So, what should a newly established family office do about deciding who will manage their assets? For a long time, the default choice was to turn to someone you know and trust already, and for many, this tended to be a senior operational manager who had shown success in running the operational business that generated the wealth in the first place. Trust is naturally very important, but it is not a substitute for expertise and, over time, this sort of personal connection has given way to a more rigorous selection process. Performance increases have generally followed.
Private banking and wealth management has become a massive business and a vital income stream for large financial institutions all over the world, but in recent decades, where scale has allowed, the trend has been towards organisations more specifically dedicated to family investors, often established by families themselves: the family office was born, and in time, spawned the multi-family office, enabling assets to be pooled, giving investors access to management talent, and to asset pools they could not reach alone.

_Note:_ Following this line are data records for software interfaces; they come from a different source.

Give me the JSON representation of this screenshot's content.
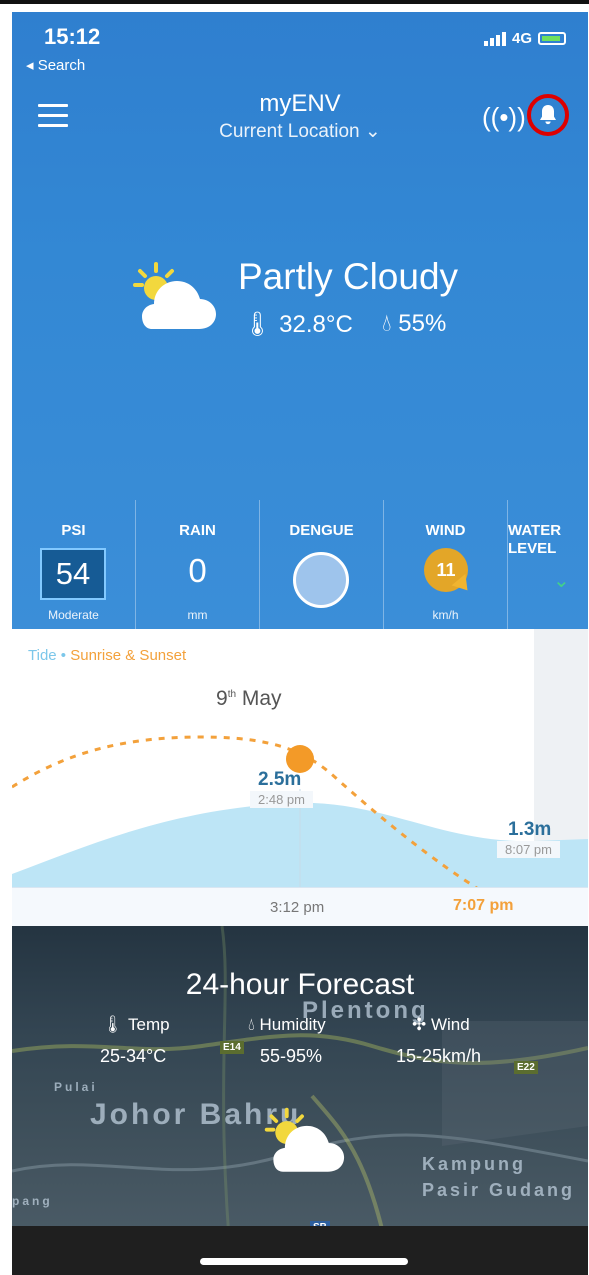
{
  "status": {
    "time": "15:12",
    "back": "◂ Search",
    "network": "4G"
  },
  "header": {
    "title": "myENV",
    "location": "Current Location ⌄"
  },
  "current": {
    "condition": "Partly Cloudy",
    "temperature": "32.8°C",
    "humidity": "55%"
  },
  "metrics": [
    {
      "label": "PSI",
      "value": "54",
      "sub": "Moderate"
    },
    {
      "label": "RAIN",
      "value": "0",
      "sub": "mm"
    },
    {
      "label": "DENGUE",
      "value": "",
      "sub": ""
    },
    {
      "label": "WIND",
      "value": "11",
      "sub": "km/h"
    },
    {
      "label": "WATER LEVEL",
      "value": "",
      "sub": ""
    }
  ],
  "tide": {
    "legend_tide": "Tide",
    "legend_dot": "•",
    "legend_sun": "Sunrise & Sunset",
    "date_day": "9",
    "date_suffix": "th",
    "date_month": "May",
    "high_height": "2.5m",
    "high_time": "2:48 pm",
    "low_height": "1.3m",
    "low_time": "8:07 pm",
    "now_time": "3:12 pm",
    "sunset_time": "7:07 pm"
  },
  "forecast": {
    "title": "24-hour Forecast",
    "temp_label": "Temp",
    "temp_value": "25-34°C",
    "humidity_label": "Humidity",
    "humidity_value": "55-95%",
    "wind_label": "Wind",
    "wind_value": "15-25km/h",
    "map_labels": [
      "Plentong",
      "Johor Bahru",
      "Kampung",
      "Pasir Gudang",
      "Pulai",
      "pang"
    ],
    "road_labels": [
      "E14",
      "E22",
      "SB"
    ]
  },
  "colors": {
    "hero": "#3388d4",
    "alert_ring": "#dd0000",
    "sun": "#f39a28",
    "tide": "#7cc7ea"
  }
}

Owners appreciated the more bespoke degree of strategic planning and asset allocation this approach allowed. It creates a flexible and diverse portfolio. And the structure provides a way to pick best in class managers, rather than take in-house product pumped by captive sales managers. This independence of decision making, allied to very active performance monitoring and low switching costs, has again enhanced returns to investors.
Curiously, in recent years, some families have begun to reverse this trend in parts of their portfolio, specifically as regards direct equity investments. A number of families or family offices have pulled back from private equity fund investments, citing either the impact of fees on performance, or the lack of influence over which assets are acquired via blind pool structures. Additionally, many have felt a more positive reason – the desire to bring their own knowledge and network to bear, to get involved directly. Sometimes, this has a very positive effect. In markets where there is a material surplus of me-too capital and not enough deal flow to go round, a new player who can speak from first-hand experience about the challenges of owning and running a successful operating business can bring an affinity and empathy with sellers that gives the firm a real edge in deal sourcing, especially when discussing the challenges of generational transition. And let’s not forget the simple attraction of success – sellers may be drawn to work closely with proven winners; that experience has a value and may enhance the chance of repeat success.

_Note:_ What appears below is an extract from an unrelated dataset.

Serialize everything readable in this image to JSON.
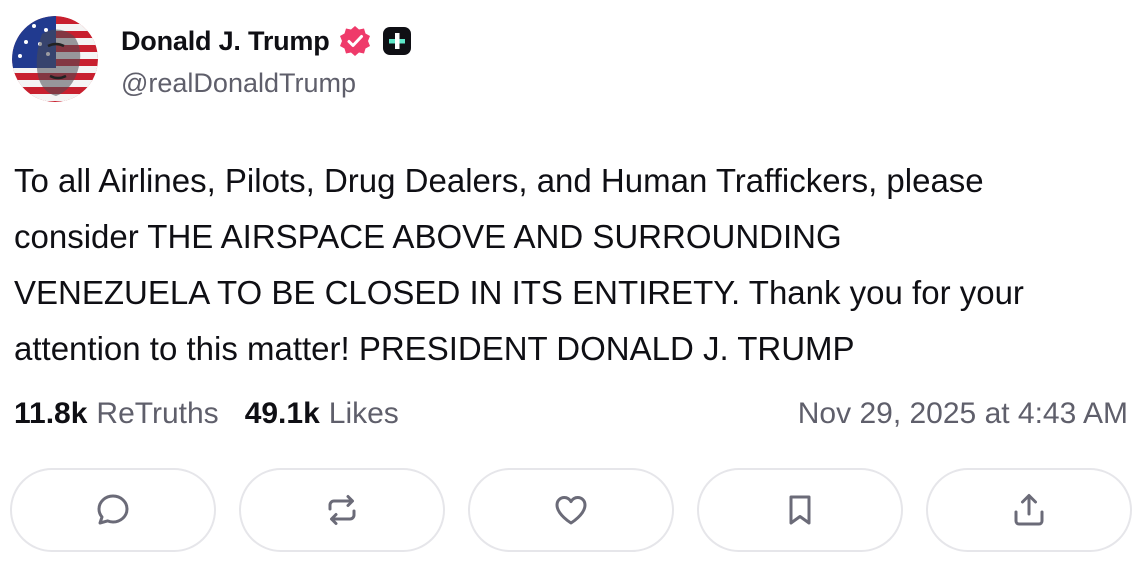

And yet, securing the deal at an emotional level is only one piece of the puzzle; it has to make sense at a commercial level as well. This is where we have seen the emergence of a hybrid model that combines the heritage and backstory of first-hand entrepreneurial ownership with the technical expertise of proven investment professionals. Specifically, as financial sector headhunters, we have run multiple search mandates in recent years for investing families looking to bring on board senior private equity investors.
There are complications on both sides. For the owners, this is usually an expensive fixed cost option, especially if they are to offer compensation to align with long term capital gains, in the nature of a typical private equity carried interest schemes; aligning this to existing employee structures is complicated and often controversial. Scale also plays a part here – below a certain level of investable assets, this sort of fixed cost is simply unviable, and a fund route makes more sense. One must remember, this is a risky asset class and while it may be exciting, proper stewardship of family wealth demands this should only represent a relatively small part of the overall asset allocation.
For the individual looking to be hired in such a role, the two big factors, beyond compensation, are transparent decision making and a long-term commitment to the asset class. For the position to be fulfilling, the owners need to let the talent do its job and follow a proper process. Putting such a structure in place means ceding some decision making authority. There is a place for instinct and even personal bias but when prices are so high, this has to be balanced by considering all the options, using due diligence, structuring and scenario analysis to weigh up downside risk as well as upside. In stark terms, it may be your money, but that doesn’t mean you get to decide what to do with it.
Owners also need to take a very long-term view of these investments. They are by nature illiquid and usually can’t be excited easily. To avoid excess risk concentration you also need to invest across vintage years, so you need to anticipate several years of net negative cash flows before seeing any return on investment. Can you stomach that at an emotional level, let alone regarding liquidity? A serious external hire is going to need the comfort that you can stay the course.
But, done correctly, in this model the family office deploys its own ‘brand’ and reputation, allied to first world analytical skills. The advantages of both DNA strains can be seen: industrial insights, winning relationships and long-term capital, plus process rigour, and best practice in risk management and diversification.